Poker is a card game in which players make bets into a pot (representing money), and the winner claims the pot when they have the highest-ranking poker hand at the end of each betting round. Depending on the game rules, one player may be required to place an initial amount of money into the pot before any cards are dealt (these are called forced bets).

It is important to understand how different hands rank in order to play poker successfully. In addition, it is helpful to know the rules of various poker variants, such as lowball, Omaha, Pineapple, Cincinnati, and Dr. Pepper.

One of the most valuable skills for a good poker player is learning how to read other players and pick up on their tells. These can be any number of small gestures, idiosyncrasies of eye movements and facial expressions, or even the timbre and content of a player’s voice. The most experienced players can tell whether a fellow player is bluffing or has an unbeatable poker hand by their reaction to their opponent’s actions.

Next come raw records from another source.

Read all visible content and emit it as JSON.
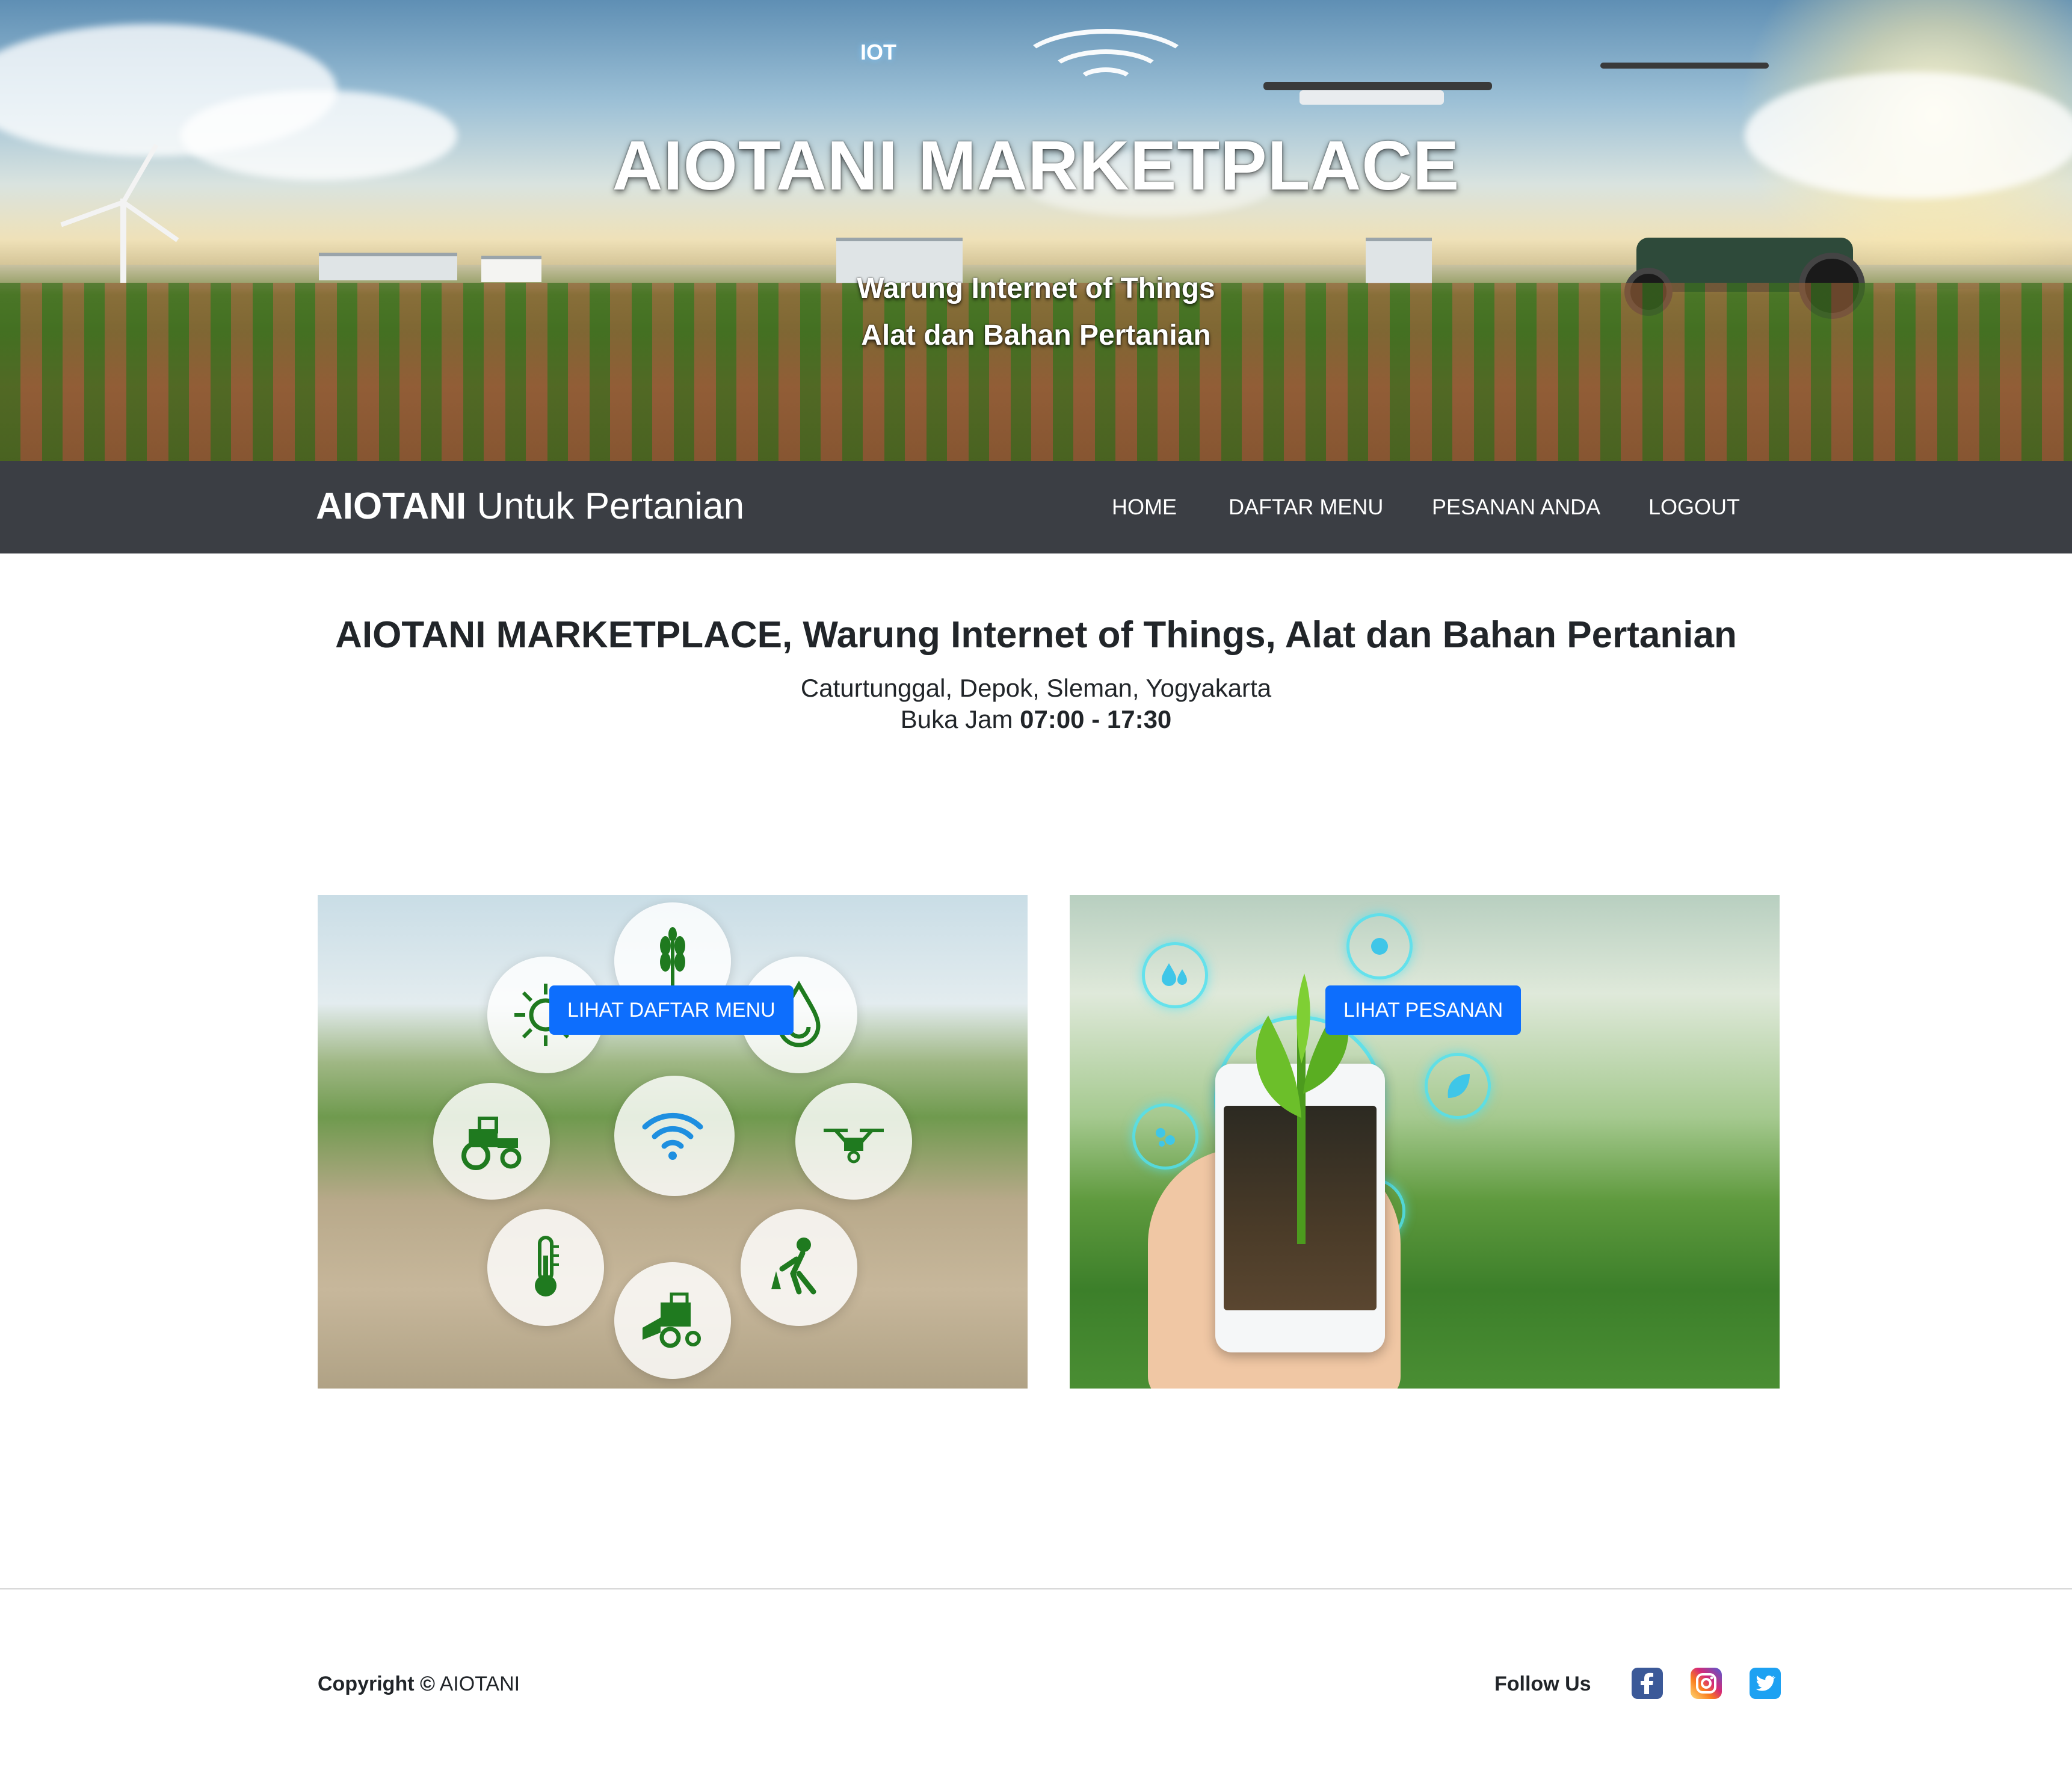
{
  "hero": {
    "iot_badge": "IOT",
    "title": "AIOTANI MARKETPLACE",
    "subtitle_line1": "Warung Internet of Things",
    "subtitle_line2": "Alat dan Bahan Pertanian"
  },
  "navbar": {
    "brand_bold": "AIOTANI",
    "brand_rest": " Untuk Pertanian",
    "links": [
      {
        "label": "HOME"
      },
      {
        "label": "DAFTAR MENU"
      },
      {
        "label": "PESANAN ANDA"
      },
      {
        "label": "LOGOUT"
      }
    ]
  },
  "main": {
    "title": "AIOTANI MARKETPLACE, Warung Internet of Things, Alat dan Bahan Pertanian",
    "address": "Caturtunggal, Depok, Sleman, Yogyakarta",
    "hours_label": "Buka Jam ",
    "hours_value": "07:00 - 17:30"
  },
  "cards": [
    {
      "button_label": "LIHAT DAFTAR MENU",
      "icons": [
        "wheat-icon",
        "sun-icon",
        "water-drop-icon",
        "tractor-icon",
        "wifi-icon",
        "drone-icon",
        "thermometer-icon",
        "harvester-icon",
        "farmer-icon"
      ]
    },
    {
      "button_label": "LIHAT PESANAN",
      "icons": [
        "water-drops-icon",
        "location-icon",
        "phone-plant-icon",
        "leaf-icon",
        "fertilizer-icon",
        "sprinkler-icon"
      ]
    }
  ],
  "footer": {
    "copyright_bold": "Copyright ",
    "copyright_symbol": "©",
    "copyright_name": " AIOTANI",
    "follow_label": "Follow Us",
    "social_icons": [
      "facebook-icon",
      "instagram-icon",
      "twitter-icon"
    ]
  },
  "colors": {
    "navbar_bg": "#3b3e44",
    "button_primary": "#0d6efd",
    "facebook": "#3b5998",
    "twitter": "#1da1f2"
  }
}
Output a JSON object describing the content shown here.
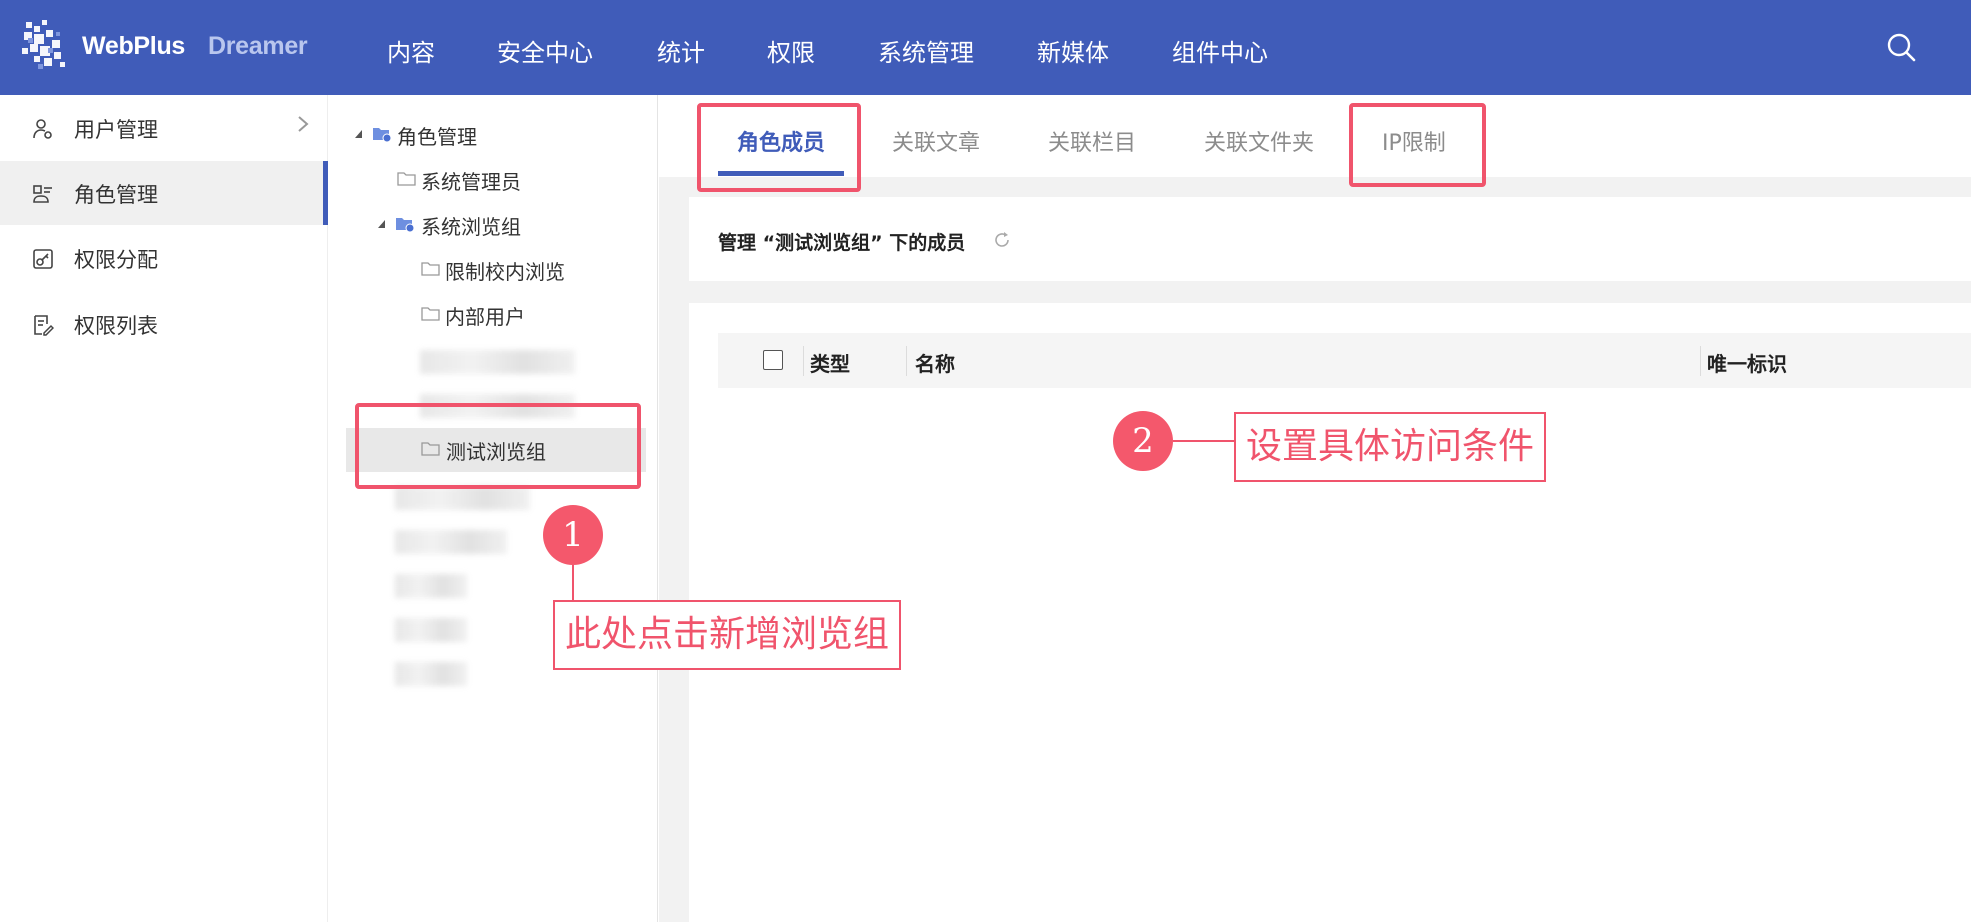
{
  "app": {
    "logo_text": "WebPlus",
    "logo_sub": "Dreamer"
  },
  "nav": {
    "items": [
      "内容",
      "安全中心",
      "统计",
      "权限",
      "系统管理",
      "新媒体",
      "组件中心"
    ]
  },
  "sidebar": {
    "items": [
      {
        "label": "用户管理",
        "icon": "user-gear-icon"
      },
      {
        "label": "角色管理",
        "icon": "role-icon"
      },
      {
        "label": "权限分配",
        "icon": "key-icon"
      },
      {
        "label": "权限列表",
        "icon": "list-edit-icon"
      }
    ]
  },
  "tree": {
    "root": "角色管理",
    "admin": "系统管理员",
    "browse_group": "系统浏览组",
    "child1": "限制校内浏览",
    "child2": "内部用户",
    "selected": "测试浏览组"
  },
  "tabs": [
    "角色成员",
    "关联文章",
    "关联栏目",
    "关联文件夹",
    "IP限制"
  ],
  "panel": {
    "title": "管理 “测试浏览组” 下的成员"
  },
  "table": {
    "columns": [
      "类型",
      "名称",
      "唯一标识"
    ]
  },
  "annotations": {
    "badge1": "1",
    "badge2": "2",
    "callout1": "此处点击新增浏览组",
    "callout2": "设置具体访问条件"
  },
  "colors": {
    "brand": "#405cb9",
    "accent": "#f0546c"
  }
}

Taking risks is an essential part of poker, but it’s also important to take your time building up your comfort level. Try to take smaller risks in lower-stakes situations, so that you can learn from your mistakes and build your confidence level over time. Eventually, you can begin to take bigger risks in higher-stakes situations and improve your odds of winning. When you do win, be sure to celebrate!